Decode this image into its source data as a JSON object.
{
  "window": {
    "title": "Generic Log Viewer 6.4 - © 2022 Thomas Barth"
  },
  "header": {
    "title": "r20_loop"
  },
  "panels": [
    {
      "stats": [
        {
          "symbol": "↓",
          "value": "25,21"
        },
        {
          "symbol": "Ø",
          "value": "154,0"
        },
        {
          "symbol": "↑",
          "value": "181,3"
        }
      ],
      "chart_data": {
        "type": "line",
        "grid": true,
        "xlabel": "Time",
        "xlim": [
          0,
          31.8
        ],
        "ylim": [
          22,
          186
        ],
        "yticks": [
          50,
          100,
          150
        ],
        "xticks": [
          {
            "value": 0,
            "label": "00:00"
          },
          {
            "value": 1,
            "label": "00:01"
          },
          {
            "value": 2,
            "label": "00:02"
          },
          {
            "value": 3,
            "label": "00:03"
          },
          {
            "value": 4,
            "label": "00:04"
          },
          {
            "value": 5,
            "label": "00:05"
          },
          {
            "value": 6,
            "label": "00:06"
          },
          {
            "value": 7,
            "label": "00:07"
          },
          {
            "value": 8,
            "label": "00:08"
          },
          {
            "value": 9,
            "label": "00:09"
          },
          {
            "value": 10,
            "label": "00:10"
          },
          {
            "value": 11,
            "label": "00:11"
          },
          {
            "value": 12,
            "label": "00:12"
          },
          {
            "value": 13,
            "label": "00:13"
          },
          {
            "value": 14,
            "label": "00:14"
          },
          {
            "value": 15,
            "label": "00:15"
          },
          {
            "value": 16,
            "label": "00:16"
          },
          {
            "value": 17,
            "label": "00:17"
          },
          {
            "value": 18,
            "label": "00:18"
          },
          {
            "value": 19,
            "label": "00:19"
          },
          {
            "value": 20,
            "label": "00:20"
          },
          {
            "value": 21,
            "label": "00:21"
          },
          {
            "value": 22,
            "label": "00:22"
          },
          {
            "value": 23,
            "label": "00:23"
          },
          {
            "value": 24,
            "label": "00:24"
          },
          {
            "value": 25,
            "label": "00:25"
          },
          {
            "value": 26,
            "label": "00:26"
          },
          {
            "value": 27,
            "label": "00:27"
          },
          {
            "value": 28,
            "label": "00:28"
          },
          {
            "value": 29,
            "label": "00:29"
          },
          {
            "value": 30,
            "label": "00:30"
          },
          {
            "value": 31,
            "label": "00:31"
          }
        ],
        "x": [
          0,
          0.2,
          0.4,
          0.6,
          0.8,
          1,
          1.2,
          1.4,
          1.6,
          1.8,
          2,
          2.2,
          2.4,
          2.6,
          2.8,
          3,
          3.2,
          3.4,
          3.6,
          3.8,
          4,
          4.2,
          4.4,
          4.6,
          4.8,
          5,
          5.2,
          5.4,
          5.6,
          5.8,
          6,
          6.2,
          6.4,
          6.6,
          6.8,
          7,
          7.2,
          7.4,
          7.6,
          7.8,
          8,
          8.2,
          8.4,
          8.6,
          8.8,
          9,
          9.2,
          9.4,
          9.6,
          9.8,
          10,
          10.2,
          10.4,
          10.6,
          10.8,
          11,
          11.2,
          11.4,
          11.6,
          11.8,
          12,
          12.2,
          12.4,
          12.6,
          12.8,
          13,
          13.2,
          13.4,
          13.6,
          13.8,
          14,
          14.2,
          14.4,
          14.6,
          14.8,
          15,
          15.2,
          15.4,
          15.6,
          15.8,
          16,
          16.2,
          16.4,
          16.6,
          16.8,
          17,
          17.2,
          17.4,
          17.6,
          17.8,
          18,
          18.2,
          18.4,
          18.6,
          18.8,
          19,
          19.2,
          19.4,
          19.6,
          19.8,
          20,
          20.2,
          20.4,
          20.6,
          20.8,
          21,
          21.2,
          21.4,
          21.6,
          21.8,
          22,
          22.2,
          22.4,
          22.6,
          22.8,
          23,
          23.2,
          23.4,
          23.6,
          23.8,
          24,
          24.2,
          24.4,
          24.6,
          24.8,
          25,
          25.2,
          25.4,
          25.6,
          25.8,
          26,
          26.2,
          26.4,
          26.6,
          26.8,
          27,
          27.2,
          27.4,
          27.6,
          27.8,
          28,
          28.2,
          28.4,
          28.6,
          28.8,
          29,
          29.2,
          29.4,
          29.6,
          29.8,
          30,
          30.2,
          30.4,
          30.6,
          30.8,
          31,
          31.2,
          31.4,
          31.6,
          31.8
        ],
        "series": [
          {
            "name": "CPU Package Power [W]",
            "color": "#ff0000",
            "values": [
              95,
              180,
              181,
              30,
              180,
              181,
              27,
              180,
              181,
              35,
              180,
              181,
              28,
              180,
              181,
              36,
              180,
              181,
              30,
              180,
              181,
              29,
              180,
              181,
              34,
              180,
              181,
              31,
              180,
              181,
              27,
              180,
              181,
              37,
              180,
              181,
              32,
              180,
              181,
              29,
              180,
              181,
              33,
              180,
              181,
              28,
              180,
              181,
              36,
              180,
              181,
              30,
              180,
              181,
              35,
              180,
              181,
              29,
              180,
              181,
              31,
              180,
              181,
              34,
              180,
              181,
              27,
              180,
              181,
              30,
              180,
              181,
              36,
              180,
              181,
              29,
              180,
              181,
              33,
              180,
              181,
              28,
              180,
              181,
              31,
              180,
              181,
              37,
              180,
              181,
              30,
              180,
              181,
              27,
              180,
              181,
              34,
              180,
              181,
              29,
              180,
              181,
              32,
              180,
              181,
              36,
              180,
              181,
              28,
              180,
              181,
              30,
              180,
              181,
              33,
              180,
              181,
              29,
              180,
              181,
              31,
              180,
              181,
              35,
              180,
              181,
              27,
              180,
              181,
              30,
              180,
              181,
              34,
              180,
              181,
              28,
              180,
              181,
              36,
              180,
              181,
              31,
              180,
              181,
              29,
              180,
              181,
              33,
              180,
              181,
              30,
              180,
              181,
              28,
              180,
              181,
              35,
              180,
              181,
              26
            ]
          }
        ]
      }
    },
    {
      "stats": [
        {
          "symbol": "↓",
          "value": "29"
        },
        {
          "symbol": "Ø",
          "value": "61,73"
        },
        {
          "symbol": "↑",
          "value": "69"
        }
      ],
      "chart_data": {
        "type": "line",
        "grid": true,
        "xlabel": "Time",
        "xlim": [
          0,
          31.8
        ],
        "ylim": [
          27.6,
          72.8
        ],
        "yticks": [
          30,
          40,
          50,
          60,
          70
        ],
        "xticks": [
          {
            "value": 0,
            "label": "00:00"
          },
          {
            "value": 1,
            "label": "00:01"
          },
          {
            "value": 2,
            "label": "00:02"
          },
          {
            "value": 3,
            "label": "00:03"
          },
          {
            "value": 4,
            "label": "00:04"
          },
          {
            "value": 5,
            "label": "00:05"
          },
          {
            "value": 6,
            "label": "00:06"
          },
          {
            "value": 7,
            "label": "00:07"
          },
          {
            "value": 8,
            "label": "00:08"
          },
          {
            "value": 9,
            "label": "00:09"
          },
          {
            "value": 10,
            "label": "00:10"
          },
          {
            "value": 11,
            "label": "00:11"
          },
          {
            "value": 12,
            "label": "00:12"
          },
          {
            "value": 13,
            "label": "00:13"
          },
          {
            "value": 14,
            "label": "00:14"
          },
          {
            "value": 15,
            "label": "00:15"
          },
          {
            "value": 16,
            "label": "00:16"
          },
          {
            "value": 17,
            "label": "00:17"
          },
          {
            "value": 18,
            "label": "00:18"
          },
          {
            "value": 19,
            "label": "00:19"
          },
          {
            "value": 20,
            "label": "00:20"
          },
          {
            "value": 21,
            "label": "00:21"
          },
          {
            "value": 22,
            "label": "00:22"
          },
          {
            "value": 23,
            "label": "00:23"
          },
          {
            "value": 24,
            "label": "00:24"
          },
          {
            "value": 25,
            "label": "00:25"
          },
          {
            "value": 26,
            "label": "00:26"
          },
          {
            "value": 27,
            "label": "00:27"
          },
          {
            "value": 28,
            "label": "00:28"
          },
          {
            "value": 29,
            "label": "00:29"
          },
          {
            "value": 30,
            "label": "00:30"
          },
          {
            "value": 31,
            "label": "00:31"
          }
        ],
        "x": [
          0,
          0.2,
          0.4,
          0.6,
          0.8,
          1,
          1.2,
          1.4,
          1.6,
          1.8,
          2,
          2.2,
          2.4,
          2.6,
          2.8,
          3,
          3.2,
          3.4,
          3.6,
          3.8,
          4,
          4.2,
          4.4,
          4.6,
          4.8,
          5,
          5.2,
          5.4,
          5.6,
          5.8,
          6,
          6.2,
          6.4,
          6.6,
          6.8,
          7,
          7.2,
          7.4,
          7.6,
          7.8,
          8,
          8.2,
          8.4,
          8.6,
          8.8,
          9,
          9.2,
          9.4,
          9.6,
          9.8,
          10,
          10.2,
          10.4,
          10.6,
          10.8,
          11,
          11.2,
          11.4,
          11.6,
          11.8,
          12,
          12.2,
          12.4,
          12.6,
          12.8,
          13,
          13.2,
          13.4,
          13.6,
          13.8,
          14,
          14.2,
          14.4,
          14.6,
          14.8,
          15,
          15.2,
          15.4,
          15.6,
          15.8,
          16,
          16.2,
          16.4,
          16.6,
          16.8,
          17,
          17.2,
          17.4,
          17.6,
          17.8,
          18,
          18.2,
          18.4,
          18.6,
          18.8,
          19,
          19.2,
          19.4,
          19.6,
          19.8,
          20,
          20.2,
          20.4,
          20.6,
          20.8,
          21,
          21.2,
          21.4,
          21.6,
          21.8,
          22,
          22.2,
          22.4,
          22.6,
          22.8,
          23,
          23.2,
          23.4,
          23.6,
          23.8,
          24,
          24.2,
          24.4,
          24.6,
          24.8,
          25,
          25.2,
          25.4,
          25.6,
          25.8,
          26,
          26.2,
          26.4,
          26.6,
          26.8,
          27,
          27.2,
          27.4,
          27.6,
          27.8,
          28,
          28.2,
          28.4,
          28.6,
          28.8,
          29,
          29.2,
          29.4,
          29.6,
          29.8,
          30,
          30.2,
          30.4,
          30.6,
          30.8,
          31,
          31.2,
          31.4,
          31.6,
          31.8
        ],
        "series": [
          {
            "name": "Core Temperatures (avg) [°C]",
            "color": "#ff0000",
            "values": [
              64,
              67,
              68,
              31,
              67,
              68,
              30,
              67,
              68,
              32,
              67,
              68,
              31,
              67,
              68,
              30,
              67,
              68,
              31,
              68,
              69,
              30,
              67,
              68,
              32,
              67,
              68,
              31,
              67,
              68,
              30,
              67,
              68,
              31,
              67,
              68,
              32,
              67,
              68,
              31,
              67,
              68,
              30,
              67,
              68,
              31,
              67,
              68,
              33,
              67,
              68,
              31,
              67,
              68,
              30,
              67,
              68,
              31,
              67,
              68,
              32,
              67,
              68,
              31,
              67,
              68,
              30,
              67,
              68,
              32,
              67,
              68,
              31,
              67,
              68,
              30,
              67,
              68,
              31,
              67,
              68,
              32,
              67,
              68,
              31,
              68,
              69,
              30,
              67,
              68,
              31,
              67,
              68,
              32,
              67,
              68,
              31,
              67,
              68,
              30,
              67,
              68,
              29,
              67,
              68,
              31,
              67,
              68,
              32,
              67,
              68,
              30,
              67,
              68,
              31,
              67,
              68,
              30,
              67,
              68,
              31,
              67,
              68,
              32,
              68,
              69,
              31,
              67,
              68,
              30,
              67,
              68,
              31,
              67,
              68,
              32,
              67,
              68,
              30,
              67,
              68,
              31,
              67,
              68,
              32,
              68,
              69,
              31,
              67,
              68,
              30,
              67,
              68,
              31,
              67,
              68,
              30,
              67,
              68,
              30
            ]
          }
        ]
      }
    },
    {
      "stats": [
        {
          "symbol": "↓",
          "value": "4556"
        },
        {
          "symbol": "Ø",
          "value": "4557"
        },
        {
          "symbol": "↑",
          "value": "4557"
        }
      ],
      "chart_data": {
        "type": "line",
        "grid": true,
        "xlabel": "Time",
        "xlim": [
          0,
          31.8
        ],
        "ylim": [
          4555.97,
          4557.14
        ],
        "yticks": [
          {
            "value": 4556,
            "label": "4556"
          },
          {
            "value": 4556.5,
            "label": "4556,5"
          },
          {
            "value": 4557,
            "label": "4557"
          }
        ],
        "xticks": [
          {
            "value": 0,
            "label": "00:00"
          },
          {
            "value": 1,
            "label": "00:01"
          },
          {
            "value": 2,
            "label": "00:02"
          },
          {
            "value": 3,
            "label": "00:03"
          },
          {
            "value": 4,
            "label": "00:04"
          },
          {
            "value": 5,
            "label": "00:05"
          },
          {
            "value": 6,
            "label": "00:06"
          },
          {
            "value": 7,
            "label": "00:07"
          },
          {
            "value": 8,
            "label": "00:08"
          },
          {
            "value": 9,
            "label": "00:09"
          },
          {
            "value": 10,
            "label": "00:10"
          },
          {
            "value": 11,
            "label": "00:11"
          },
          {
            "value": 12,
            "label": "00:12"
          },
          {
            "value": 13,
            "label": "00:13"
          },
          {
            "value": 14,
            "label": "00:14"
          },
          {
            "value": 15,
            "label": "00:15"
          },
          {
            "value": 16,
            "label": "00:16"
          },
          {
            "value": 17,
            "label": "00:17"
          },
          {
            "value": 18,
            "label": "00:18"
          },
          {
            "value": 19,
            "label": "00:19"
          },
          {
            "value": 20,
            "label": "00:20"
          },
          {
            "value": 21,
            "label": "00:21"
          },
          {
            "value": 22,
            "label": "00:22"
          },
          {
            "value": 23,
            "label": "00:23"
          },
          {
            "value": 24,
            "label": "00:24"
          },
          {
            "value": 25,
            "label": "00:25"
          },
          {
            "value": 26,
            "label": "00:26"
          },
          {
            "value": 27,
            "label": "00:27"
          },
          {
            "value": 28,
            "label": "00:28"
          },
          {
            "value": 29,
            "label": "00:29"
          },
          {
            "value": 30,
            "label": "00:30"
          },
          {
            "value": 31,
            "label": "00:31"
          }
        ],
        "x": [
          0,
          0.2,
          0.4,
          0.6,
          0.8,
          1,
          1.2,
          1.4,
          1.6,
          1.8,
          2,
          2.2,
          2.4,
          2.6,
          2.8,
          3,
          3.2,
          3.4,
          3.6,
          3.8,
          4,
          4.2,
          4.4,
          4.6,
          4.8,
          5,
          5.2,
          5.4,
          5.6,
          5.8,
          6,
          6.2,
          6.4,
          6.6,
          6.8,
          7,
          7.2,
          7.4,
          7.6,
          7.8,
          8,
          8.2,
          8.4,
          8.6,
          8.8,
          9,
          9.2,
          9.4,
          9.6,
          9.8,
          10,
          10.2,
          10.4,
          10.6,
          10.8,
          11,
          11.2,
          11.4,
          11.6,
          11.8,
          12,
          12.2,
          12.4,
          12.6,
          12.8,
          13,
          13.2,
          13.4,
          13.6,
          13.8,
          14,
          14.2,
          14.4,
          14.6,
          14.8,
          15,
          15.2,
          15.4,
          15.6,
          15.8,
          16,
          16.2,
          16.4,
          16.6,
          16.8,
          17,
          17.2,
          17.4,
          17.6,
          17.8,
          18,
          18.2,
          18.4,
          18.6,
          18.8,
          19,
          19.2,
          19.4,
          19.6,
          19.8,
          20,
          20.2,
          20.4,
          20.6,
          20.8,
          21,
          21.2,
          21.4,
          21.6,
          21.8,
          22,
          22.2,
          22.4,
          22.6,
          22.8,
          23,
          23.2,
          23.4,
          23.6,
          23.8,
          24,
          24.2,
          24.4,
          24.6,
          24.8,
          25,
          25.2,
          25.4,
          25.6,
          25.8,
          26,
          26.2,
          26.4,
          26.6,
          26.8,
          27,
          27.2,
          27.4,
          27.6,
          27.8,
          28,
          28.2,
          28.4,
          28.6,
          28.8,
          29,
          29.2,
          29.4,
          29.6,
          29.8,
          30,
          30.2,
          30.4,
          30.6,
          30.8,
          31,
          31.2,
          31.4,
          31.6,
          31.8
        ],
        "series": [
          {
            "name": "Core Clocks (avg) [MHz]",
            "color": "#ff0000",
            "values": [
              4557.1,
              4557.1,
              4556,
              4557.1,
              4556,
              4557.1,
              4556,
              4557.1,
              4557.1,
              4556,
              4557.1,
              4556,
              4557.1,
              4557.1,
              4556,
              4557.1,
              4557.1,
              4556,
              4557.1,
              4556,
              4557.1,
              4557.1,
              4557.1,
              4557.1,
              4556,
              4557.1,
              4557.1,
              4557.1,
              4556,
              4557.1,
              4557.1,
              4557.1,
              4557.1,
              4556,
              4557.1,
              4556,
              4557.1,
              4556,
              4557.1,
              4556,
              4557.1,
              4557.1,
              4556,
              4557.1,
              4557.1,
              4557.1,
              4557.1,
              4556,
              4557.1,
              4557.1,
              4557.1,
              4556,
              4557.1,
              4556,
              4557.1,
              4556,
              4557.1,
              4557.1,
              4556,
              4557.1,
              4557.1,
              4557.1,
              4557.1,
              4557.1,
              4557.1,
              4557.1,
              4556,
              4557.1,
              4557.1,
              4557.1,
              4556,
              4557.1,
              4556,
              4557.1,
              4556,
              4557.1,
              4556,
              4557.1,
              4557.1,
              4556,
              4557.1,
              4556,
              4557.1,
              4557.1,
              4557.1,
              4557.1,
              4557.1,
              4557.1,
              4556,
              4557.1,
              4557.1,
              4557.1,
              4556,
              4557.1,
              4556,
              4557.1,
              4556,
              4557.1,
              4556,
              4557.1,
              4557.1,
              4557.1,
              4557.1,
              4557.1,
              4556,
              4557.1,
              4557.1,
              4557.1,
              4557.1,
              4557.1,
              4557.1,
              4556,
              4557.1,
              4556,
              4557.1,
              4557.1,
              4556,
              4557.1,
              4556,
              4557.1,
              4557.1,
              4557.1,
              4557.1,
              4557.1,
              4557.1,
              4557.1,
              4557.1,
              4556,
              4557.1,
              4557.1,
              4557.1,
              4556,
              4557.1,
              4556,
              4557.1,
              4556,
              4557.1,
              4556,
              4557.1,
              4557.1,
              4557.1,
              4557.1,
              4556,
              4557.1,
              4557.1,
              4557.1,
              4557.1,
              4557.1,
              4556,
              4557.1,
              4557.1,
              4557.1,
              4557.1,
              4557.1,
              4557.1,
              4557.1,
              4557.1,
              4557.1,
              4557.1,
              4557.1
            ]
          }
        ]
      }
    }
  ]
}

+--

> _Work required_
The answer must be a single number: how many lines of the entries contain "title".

> _Exercise output_
2